Your task: Please filter the data down to the lines that include the word "time" and copy them.

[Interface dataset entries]
#####
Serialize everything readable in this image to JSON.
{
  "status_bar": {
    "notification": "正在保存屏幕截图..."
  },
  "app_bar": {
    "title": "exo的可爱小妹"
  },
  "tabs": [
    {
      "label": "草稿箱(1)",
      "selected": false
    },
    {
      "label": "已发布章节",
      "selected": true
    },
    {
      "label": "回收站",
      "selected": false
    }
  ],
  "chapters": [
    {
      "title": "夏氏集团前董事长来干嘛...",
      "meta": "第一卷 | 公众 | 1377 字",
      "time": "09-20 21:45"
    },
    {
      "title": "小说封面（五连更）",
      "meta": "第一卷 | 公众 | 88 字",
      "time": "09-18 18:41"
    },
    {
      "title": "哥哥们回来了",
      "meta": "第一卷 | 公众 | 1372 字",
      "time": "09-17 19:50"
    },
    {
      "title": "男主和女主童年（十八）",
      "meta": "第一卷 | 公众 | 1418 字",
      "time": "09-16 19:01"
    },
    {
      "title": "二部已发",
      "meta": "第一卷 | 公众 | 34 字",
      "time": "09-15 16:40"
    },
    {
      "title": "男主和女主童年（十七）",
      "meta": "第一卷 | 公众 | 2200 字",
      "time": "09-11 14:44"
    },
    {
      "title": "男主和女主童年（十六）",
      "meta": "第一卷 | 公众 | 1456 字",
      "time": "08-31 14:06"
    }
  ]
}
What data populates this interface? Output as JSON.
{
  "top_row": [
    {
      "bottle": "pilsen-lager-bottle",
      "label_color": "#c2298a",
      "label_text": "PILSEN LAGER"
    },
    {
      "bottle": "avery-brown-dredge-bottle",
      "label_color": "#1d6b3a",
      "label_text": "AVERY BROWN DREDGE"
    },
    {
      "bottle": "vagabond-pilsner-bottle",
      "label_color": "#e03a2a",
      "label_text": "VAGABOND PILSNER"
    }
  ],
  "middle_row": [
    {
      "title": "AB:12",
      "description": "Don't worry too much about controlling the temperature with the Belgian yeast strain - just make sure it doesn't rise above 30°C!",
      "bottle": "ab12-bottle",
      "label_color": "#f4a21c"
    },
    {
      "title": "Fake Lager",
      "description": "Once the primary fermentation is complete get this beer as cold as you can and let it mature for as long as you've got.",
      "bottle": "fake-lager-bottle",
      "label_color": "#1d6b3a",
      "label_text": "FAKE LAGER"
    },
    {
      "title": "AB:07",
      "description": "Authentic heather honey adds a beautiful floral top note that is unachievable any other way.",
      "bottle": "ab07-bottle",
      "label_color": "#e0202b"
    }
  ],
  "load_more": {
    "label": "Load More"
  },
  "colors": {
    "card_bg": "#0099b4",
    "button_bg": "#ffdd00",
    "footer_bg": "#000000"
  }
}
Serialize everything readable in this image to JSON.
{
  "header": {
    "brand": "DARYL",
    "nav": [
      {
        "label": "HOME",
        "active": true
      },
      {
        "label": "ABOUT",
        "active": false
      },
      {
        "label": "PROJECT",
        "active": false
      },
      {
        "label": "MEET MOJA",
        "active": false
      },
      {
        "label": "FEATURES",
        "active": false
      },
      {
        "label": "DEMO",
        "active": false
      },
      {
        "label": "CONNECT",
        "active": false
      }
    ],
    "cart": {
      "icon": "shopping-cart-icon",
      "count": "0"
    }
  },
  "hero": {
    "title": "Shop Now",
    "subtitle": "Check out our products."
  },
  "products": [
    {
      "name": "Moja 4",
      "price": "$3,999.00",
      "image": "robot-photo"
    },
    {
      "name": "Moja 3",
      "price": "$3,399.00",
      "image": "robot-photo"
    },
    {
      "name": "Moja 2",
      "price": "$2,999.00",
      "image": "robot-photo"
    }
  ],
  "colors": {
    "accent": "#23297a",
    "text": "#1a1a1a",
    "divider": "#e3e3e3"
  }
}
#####
Response to the task:
      "time": "09-20 21:45"
      "time": "09-18 18:41"
      "time": "09-17 19:50"
      "time": "09-16 19:01"
      "time": "09-15 16:40"
      "time": "09-11 14:44"
      "time": "08-31 14:06"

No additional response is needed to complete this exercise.